Exact copy, no pictures: output each line below as it stands.

(Data excerpts)
· · · · ·

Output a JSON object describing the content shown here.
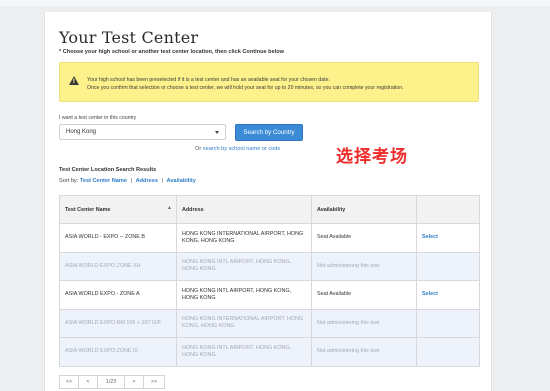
{
  "page": {
    "title": "Your Test Center",
    "instruction": "* Choose your high school or another test center location, then click Continue below"
  },
  "alert": {
    "icon": "warning-icon",
    "line1": "Your high school has been preselected if it is a test center and has an available seat for your chosen date.",
    "line2": "Once you confirm that selection or choose a test center, we will hold your seat for up to 20 minutes, so you can complete your registration."
  },
  "country": {
    "label": "I want a test center in this country",
    "selected": "Hong Kong",
    "search_button": "Search by Country",
    "or_prefix": "Or",
    "or_link": "search by school name or code"
  },
  "overlay_text": "选择考场",
  "results": {
    "title": "Test Center Location Search Results",
    "sort_label": "Sort by:",
    "sort_options": [
      "Test Center Name",
      "Address",
      "Availability"
    ],
    "sort_sep": "|",
    "columns": [
      "Test Center Name",
      "Address",
      "Availability",
      ""
    ],
    "sort_indicator": "▲",
    "rows": [
      {
        "name": "ASIA WORLD - EXPO -- ZONE B",
        "address": "HONG KONG INTERNATIONAL AIRPORT, HONG KONG, HONG KONG",
        "availability": "Seat Available",
        "action": "Select"
      },
      {
        "name": "ASIA WORLD EXPO ZONE XH",
        "address": "HONG KONG INTL AIRPORT, HONG KONG, HONG KONG",
        "availability": "Not administering this test",
        "action": ""
      },
      {
        "name": "ASIA WORLD EXPO - ZONE A",
        "address": "HONG KONG INTL AIRPORT, HONG KONG, HONG KONG",
        "availability": "Seat Available",
        "action": "Select"
      },
      {
        "name": "ASIA WORLD EXPO RM 106 + 107 G/F",
        "address": "HONG KONG INTERNATIONAL AIRPORT, HONG KONG, HONG KONG",
        "availability": "Not administering this test",
        "action": ""
      },
      {
        "name": "ASIA WORLD EXPO ZONE I0",
        "address": "HONG KONG INTL AIRPORT, HONG KONG, HONG KONG",
        "availability": "Not administering this test",
        "action": ""
      }
    ]
  },
  "pagination": {
    "first": "<<",
    "prev": "<",
    "page": "1/23",
    "next": ">",
    "last": ">>"
  },
  "colors": {
    "accent": "#3a8ad6",
    "link": "#2f7dc8",
    "alert_bg": "#fcf18b",
    "overlay_red": "#f02b2b",
    "unavailable_row": "#eef2fa"
  }
}
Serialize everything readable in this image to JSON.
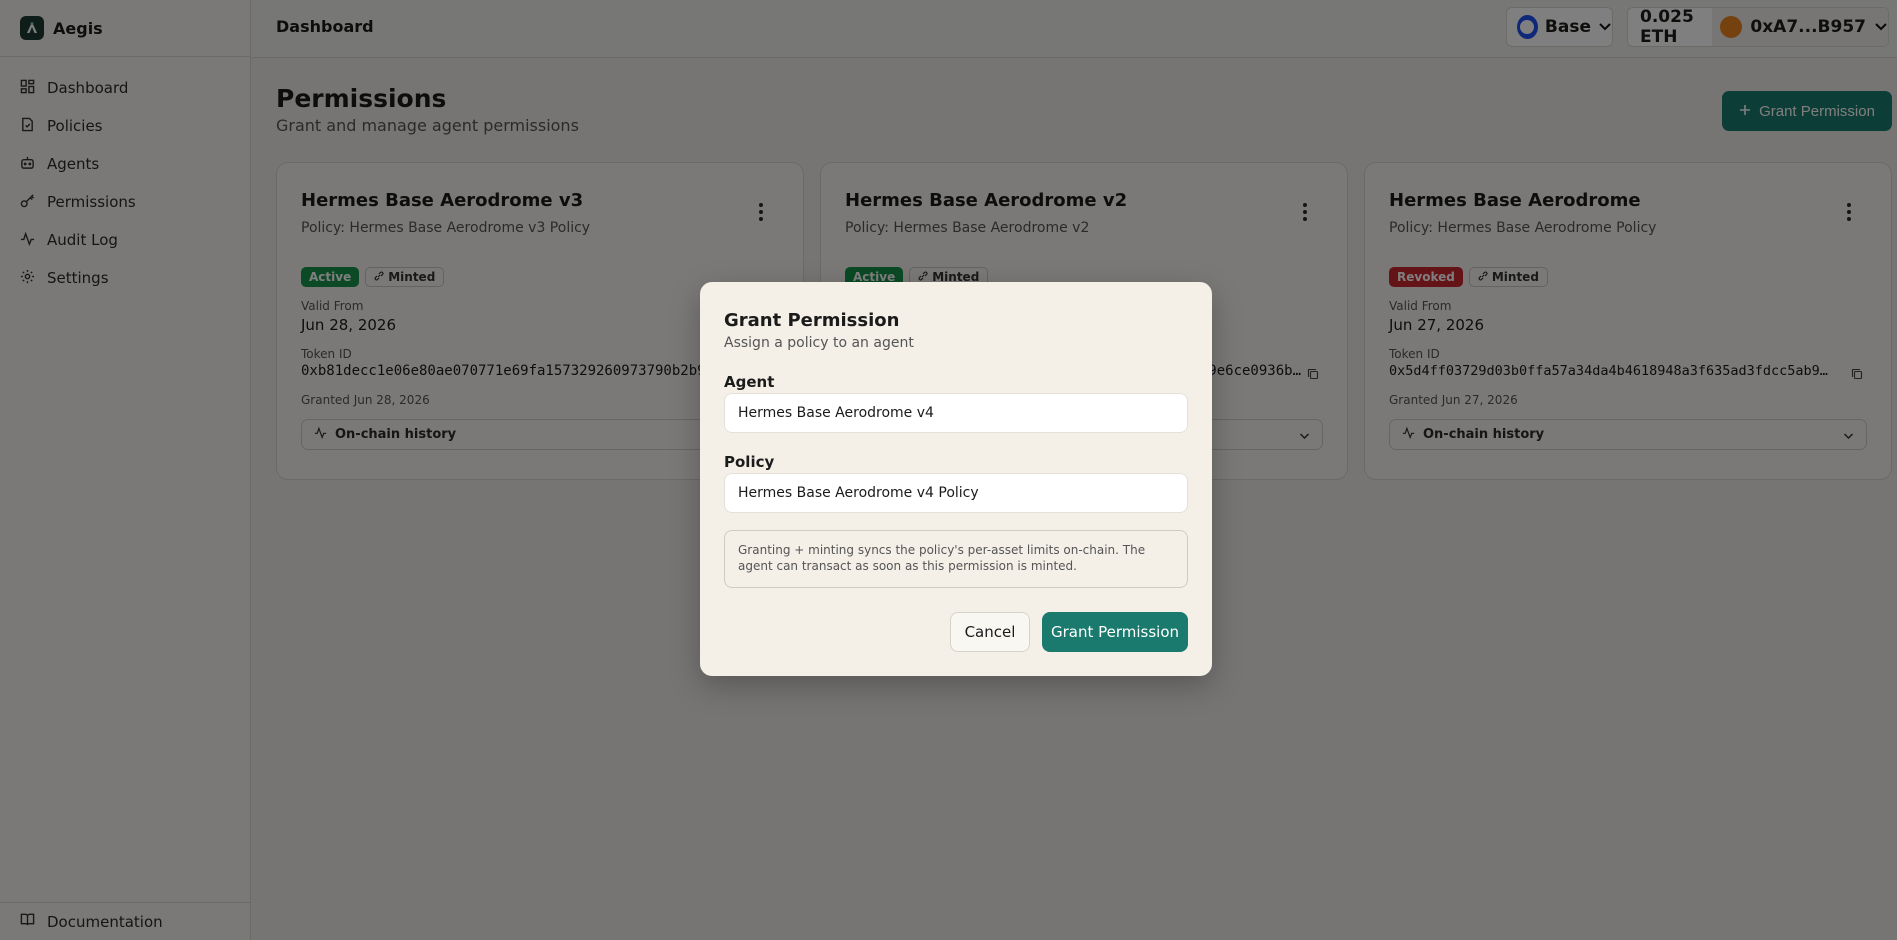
{
  "app": {
    "name": "Aegis"
  },
  "sidebar": {
    "items": [
      {
        "label": "Dashboard",
        "icon": "grid-icon"
      },
      {
        "label": "Policies",
        "icon": "file-icon"
      },
      {
        "label": "Agents",
        "icon": "bot-icon"
      },
      {
        "label": "Permissions",
        "icon": "key-icon"
      },
      {
        "label": "Audit Log",
        "icon": "activity-icon"
      },
      {
        "label": "Settings",
        "icon": "gear-icon"
      }
    ],
    "footer_label": "Documentation"
  },
  "topbar": {
    "title": "Dashboard",
    "chain": "Base",
    "balance": "0.025 ETH",
    "account": "0xA7...B957"
  },
  "page": {
    "title": "Permissions",
    "subtitle": "Grant and manage agent permissions",
    "grant_button": "Grant Permission"
  },
  "card_labels": {
    "valid_from": "Valid From",
    "token_id": "Token ID",
    "history": "On-chain history",
    "minted": "Minted"
  },
  "cards": [
    {
      "title": "Hermes Base Aerodrome v3",
      "policy": "Policy: Hermes Base Aerodrome v3 Policy",
      "status": "Active",
      "valid_from": "Jun 28, 2026",
      "token_id": "0xb81decc1e06e80ae070771e69fa157329260973790b2b9",
      "granted": "Granted Jun 28, 2026"
    },
    {
      "title": "Hermes Base Aerodrome v2",
      "policy": "Policy: Hermes Base Aerodrome v2",
      "status": "Active",
      "valid_from": "",
      "token_id": "9e6ce0936b…",
      "granted": ""
    },
    {
      "title": "Hermes Base Aerodrome",
      "policy": "Policy: Hermes Base Aerodrome Policy",
      "status": "Revoked",
      "valid_from": "Jun 27, 2026",
      "token_id": "0x5d4ff03729d03b0ffa57a34da4b4618948a3f635ad3fdcc5ab9…",
      "granted": "Granted Jun 27, 2026"
    }
  ],
  "modal": {
    "title": "Grant Permission",
    "subtitle": "Assign a policy to an agent",
    "agent_label": "Agent",
    "agent_value": "Hermes Base Aerodrome v4",
    "policy_label": "Policy",
    "policy_value": "Hermes Base Aerodrome v4 Policy",
    "note": "Granting + minting syncs the policy's per-asset limits on-chain. The agent can transact as soon as this permission is minted.",
    "cancel": "Cancel",
    "confirm": "Grant Permission"
  },
  "colors": {
    "accent": "#1a7a6e",
    "active": "#16944a",
    "revoked": "#c8262e",
    "chain": "#2151f5"
  }
}
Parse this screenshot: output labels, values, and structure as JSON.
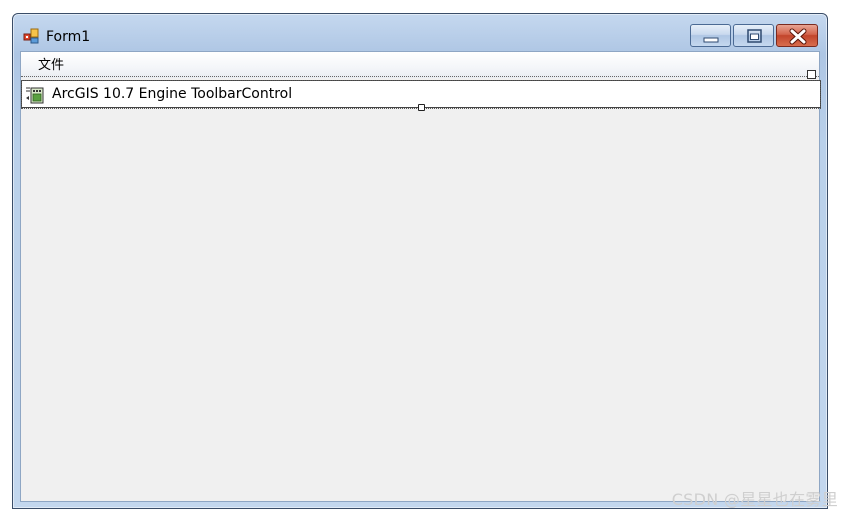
{
  "window": {
    "title": "Form1",
    "app_icon": "form-icon",
    "caption_buttons": {
      "minimize_icon": "minimize-icon",
      "maximize_icon": "maximize-icon",
      "close_icon": "close-icon"
    }
  },
  "menubar": {
    "items": [
      {
        "label": "文件"
      }
    ]
  },
  "toolbar_control": {
    "label": "ArcGIS 10.7 Engine ToolbarControl",
    "icon": "toolbar-control-icon"
  },
  "watermark": {
    "text": "CSDN @星星也在雾里"
  },
  "colors": {
    "client_background": "#f0f0f0",
    "close_button": "#c2452c",
    "frame": "#aec6e4"
  }
}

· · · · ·

- **Answer**:
Output a JSON object describing the content shown here.
{
  "page": {
    "title": "Your Test Center",
    "instruction": "* Choose your high school or another test center location, then click Continue below"
  },
  "alert": {
    "icon": "warning-icon",
    "line1": "Your high school has been preselected if it is a test center and has an available seat for your chosen date.",
    "line2": "Once you confirm that selection or choose a test center, we will hold your seat for up to 20 minutes, so you can complete your registration."
  },
  "country": {
    "label": "I want a test center in this country",
    "selected": "Hong Kong",
    "search_button": "Search by Country",
    "or_prefix": "Or",
    "or_link": "search by school name or code"
  },
  "overlay_text": "选择考场",
  "results": {
    "title": "Test Center Location Search Results",
    "sort_label": "Sort by:",
    "sort_options": [
      "Test Center Name",
      "Address",
      "Availability"
    ],
    "sort_sep": "|",
    "columns": [
      "Test Center Name",
      "Address",
      "Availability",
      ""
    ],
    "sort_indicator": "▲",
    "rows": [
      {
        "name": "ASIA WORLD - EXPO -- ZONE B",
        "address": "HONG KONG INTERNATIONAL AIRPORT, HONG KONG, HONG KONG",
        "availability": "Seat Available",
        "action": "Select"
      },
      {
        "name": "ASIA WORLD EXPO ZONE XH",
        "address": "HONG KONG INTL AIRPORT, HONG KONG, HONG KONG",
        "availability": "Not administering this test",
        "action": ""
      },
      {
        "name": "ASIA WORLD EXPO - ZONE A",
        "address": "HONG KONG INTL AIRPORT, HONG KONG, HONG KONG",
        "availability": "Seat Available",
        "action": "Select"
      },
      {
        "name": "ASIA WORLD EXPO RM 106 + 107 G/F",
        "address": "HONG KONG INTERNATIONAL AIRPORT, HONG KONG, HONG KONG",
        "availability": "Not administering this test",
        "action": ""
      },
      {
        "name": "ASIA WORLD EXPO ZONE I0",
        "address": "HONG KONG INTL AIRPORT, HONG KONG, HONG KONG",
        "availability": "Not administering this test",
        "action": ""
      }
    ]
  },
  "pagination": {
    "first": "<<",
    "prev": "<",
    "page": "1/23",
    "next": ">",
    "last": ">>"
  },
  "colors": {
    "accent": "#3a8ad6",
    "link": "#2f7dc8",
    "alert_bg": "#fcf18b",
    "overlay_red": "#f02b2b",
    "unavailable_row": "#eef2fa"
  }
}
Serialize everything readable in this image to JSON.
{
  "app": {
    "name": "Aegis"
  },
  "sidebar": {
    "items": [
      {
        "label": "Dashboard",
        "icon": "grid-icon"
      },
      {
        "label": "Policies",
        "icon": "file-icon"
      },
      {
        "label": "Agents",
        "icon": "bot-icon"
      },
      {
        "label": "Permissions",
        "icon": "key-icon"
      },
      {
        "label": "Audit Log",
        "icon": "activity-icon"
      },
      {
        "label": "Settings",
        "icon": "gear-icon"
      }
    ],
    "footer_label": "Documentation"
  },
  "topbar": {
    "title": "Dashboard",
    "chain": "Base",
    "balance": "0.025 ETH",
    "account": "0xA7...B957"
  },
  "page": {
    "title": "Permissions",
    "subtitle": "Grant and manage agent permissions",
    "grant_button": "Grant Permission"
  },
  "card_labels": {
    "valid_from": "Valid From",
    "token_id": "Token ID",
    "history": "On-chain history",
    "minted": "Minted"
  },
  "cards": [
    {
      "title": "Hermes Base Aerodrome v3",
      "policy": "Policy: Hermes Base Aerodrome v3 Policy",
      "status": "Active",
      "valid_from": "Jun 28, 2026",
      "token_id": "0xb81decc1e06e80ae070771e69fa157329260973790b2b9",
      "granted": "Granted Jun 28, 2026"
    },
    {
      "title": "Hermes Base Aerodrome v2",
      "policy": "Policy: Hermes Base Aerodrome v2",
      "status": "Active",
      "valid_from": "",
      "token_id": "9e6ce0936b…",
      "granted": ""
    },
    {
      "title": "Hermes Base Aerodrome",
      "policy": "Policy: Hermes Base Aerodrome Policy",
      "status": "Revoked",
      "valid_from": "Jun 27, 2026",
      "token_id": "0x5d4ff03729d03b0ffa57a34da4b4618948a3f635ad3fdcc5ab9…",
      "granted": "Granted Jun 27, 2026"
    }
  ],
  "modal": {
    "title": "Grant Permission",
    "subtitle": "Assign a policy to an agent",
    "agent_label": "Agent",
    "agent_value": "Hermes Base Aerodrome v4",
    "policy_label": "Policy",
    "policy_value": "Hermes Base Aerodrome v4 Policy",
    "note": "Granting + minting syncs the policy's per-asset limits on-chain. The agent can transact as soon as this permission is minted.",
    "cancel": "Cancel",
    "confirm": "Grant Permission"
  },
  "colors": {
    "accent": "#1a7a6e",
    "active": "#16944a",
    "revoked": "#c8262e",
    "chain": "#2151f5"
  }
}
Parse this screenshot: output labels, values, and structure as JSON.
{
  "window": {
    "title": "Form1",
    "app_icon": "form-icon",
    "caption_buttons": {
      "minimize_icon": "minimize-icon",
      "maximize_icon": "maximize-icon",
      "close_icon": "close-icon"
    }
  },
  "menubar": {
    "items": [
      {
        "label": "文件"
      }
    ]
  },
  "toolbar_control": {
    "label": "ArcGIS 10.7 Engine ToolbarControl",
    "icon": "toolbar-control-icon"
  },
  "watermark": {
    "text": "CSDN @星星也在雾里"
  },
  "colors": {
    "client_background": "#f0f0f0",
    "close_button": "#c2452c",
    "frame": "#aec6e4"
  }
}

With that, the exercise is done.